Pro Perspectives 4/6/22

April 6, 2022

The minutes from the March Fed meeting were released today, laying out  a plan for reducing the Fed's balance sheet.  Translation:  there will be less liquidity in the economy (tighter money).
Let's take a look at how we got here.

You can see above, the global financial crisis response included three iterations of QE, and resulted in the Fed adding $3.5 trillion in assets to the balance sheet.  And they were left with an economy that could barely muster 2% economic growth.  
Still, they tried to normalize rates and shrink the balance sheet (i.e. quantitative tightening or "QT").  From 2017 to 2019, they allowed about $800 billion of assets to mature.  You can see that framed in the box in the chart above. 
Guess what? 
By the end of 2019, the Fed was forced to restart QE.  Why?  Because the overnight lending market did this …

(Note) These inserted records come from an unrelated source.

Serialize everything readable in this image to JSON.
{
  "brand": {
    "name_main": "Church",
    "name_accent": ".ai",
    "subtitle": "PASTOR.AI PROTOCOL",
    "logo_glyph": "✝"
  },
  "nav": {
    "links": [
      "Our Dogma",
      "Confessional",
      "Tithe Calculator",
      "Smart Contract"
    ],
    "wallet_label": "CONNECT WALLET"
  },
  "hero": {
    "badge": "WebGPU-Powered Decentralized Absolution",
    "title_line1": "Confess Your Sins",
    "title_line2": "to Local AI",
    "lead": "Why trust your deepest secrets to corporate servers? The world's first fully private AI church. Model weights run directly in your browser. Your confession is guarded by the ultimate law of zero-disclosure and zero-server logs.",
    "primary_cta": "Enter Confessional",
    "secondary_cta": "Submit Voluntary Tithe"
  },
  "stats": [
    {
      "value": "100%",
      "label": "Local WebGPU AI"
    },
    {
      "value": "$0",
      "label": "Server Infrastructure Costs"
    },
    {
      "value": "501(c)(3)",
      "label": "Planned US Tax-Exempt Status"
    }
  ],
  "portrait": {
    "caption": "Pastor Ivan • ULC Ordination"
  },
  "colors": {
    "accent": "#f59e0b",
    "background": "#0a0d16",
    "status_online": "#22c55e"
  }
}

Here's how the Fed explained what happened (my emphasis) …
"Strains in money market in September occurred against a backdrop of a declining level of reserves, due to the Fed's balance sheet normalization and heavy issuance of Treasury securities."
So, the Fed was forced to rescue the overnight lending market (between the biggest banks in the country) because of an unforeseen consequence of balance sheet normalization.
With this in mind, the minutes today spelled out a plan to start allowing about 1% of the Fed's balance sheet to start "rolling off" (maturing, which equates to reducing the size of the balance sheet).  But they will gradually get to that size over a few months, "over a period of three months or modestly longer." 
That statement is telling.  Many are expecting some aggressive quantitative tightening.   But the Fed, surely, has very clear memories of the 2019 shakeup. 
It's important to understand that reversing the Fed balance sheet is an experiment, with outcomes unknown.